Midtown Community Court Celebrates 20 Years of Problem-Solving Justice

The Center for Court Innovation celebrates the 20th anniversary of the Midtown Community Court with speeches by New York State Chief Judge Jonathan
Lippman, Center for Court Innovation Director Greg Berman, and others.

V. WOLF:  Hi, I’m Rob Wolf, director of communications at the Center for Court Innovation. Tonight I’m at
the Morgan Library and Museum in Manhattan to celebrate the 20th anniversary of the Midtown community Court. Over
250 people have turned out—judges, city and state officials, representatives of businesses, not-for-profit organizations,
and the community at large, to honor the nation’s first community court.

Founded in 1993, the
Midtown Community Court has been dedicated to developing innovative and effective responses to low-level crime. A
typical sentence at the Midtown Court seeks to both restore the community and also link an offender to services to
help them rebuild their lives and discourage them from reoffending. Errol Lewis, host of Inside City Hall and tonight’s
emcee, said the court would not be possible without public and private entities working together.

LEWIS:  We don’t have a theme tonight, but if we did it would be public-private partnerships. Midtown is
the product of many different players from the public and the private sectors coming together to support justice

WOLF:  Tonight’s honorees included New York State Chief Judge Jonathan Lippman,
the Shubert Organization, which as Broadway’s largest theater owner, provided key early funding support to the court,
and Nicole Robinson, a client of the court, who has made huge strides in turning her life around. Greg Berman, director
of the Center for Court Innovation, introduced Judge Lippman.

GREG BERMAN:  Now you probably
don’t need me to tell you what kind of public servant Judge Lippman is. All you have to do is pick up the New
York Times
to figure that out. But suffice to say over the last couple years since he became the chief
judge, he’s taken on a dizzying array of issues that basically no other public leader had the courage to touch, everything
from civil legal services, to human trafficking, to bail reform.

WOLF: Lippman noted how the Midtown
Court serves not only Times Square and surrounding neighborhoods but the entire justice system by serving as a laboratory
to test new reforms. He explained how his recently announced initiative to start special courts for victims of sex
trafficking was initially tested at the Midtown Court.

JUDGE LIPPMAN: The Midtown Community Court
is serving as a crucial test case. Before launching our statewide initiative to really shut down this evil, this
form of modern day slavery, we chose to pilot a new approach to women arrested for prostitution at the Midtown Court.
We learned an enormous amount about how to identify victims, how to link them to services and help them get off the
streets. We are now adapting these lessons to sites around the state, so the victims of trafficking will not be victimized
again by the justice system or by our society.

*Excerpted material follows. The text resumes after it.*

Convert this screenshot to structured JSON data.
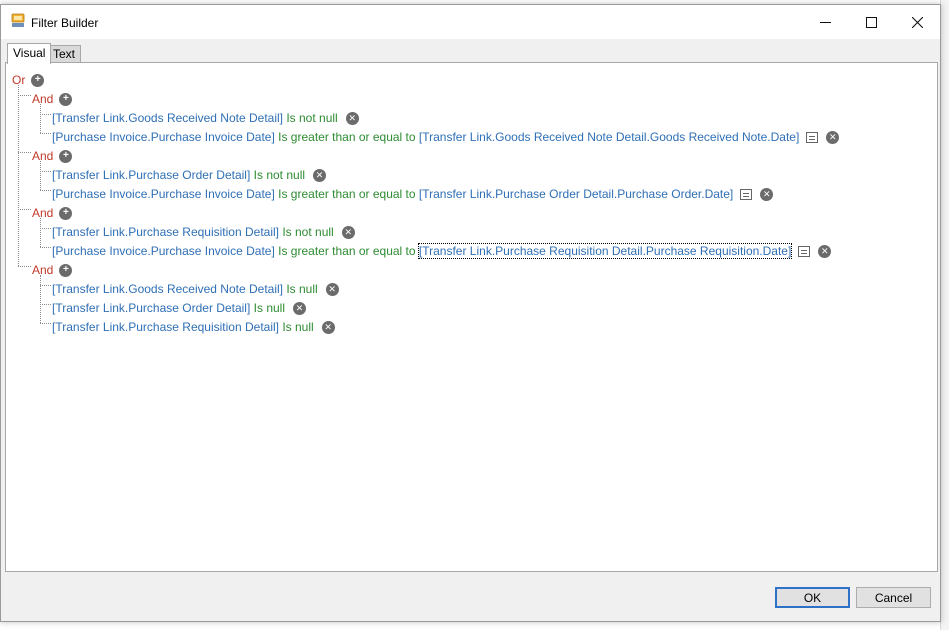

WOLF:  The final honoree of the evening
gave a human face to the policies being tested at the Midtown Court. The court’s director, Courtney Bryan, introduced
Nicole Robinson. First you’ll hear Bryan, and then Robinson.

victimized and abused as a young child, abandoned by adults who should have cared for her. Nicole’s story is incredible.
Sadly, it is not the exception. There are countless victims of trafficking who are hidden in plain view. In our schools,
in our courts, in our neighborhoods. Thanks to her bravery and her hard work, and with the support of several individuals
and agencies here in this room tonight, Nicole’s future is bright. She has no criminal record and has legal immigration
status and her own apartment. She’s in a leadership program with GEMS, a wonderful organization that works with survivors
of commercial sexual exploitation. She’s studying for the GED and plans to go to college.

ROBINSON:  When I came through Midtown three years ago, I finally was treated like a person, a whole person
– not as a number or as a criminal, or looked at as a victim, or as any other label. I really appreciated being treated
with respect and felt like my voice was finally being heard. I finally felt comfortable to trust and let people into
my life. And now three years later, those people are my family. If I could say one thing to you all tonight, it’s
to take time to get to know the person before judging them based on a label.

WOLF:  This
was just a sample of the celebration of the 20th anniversary of the Midtown Community Court, which took place October
21, 2013 in the Morgan Library and Museum in Manhattan. To learn more about the court or the Center for Court Innovation,
please visit www.courtinnovation.org. Don’t forget that you can subscribe to our podcasts on iTunes and follow up
on Facebook and Twitter. I’m Rob Wolf of the Center for Court Innovation. Thanks for listening.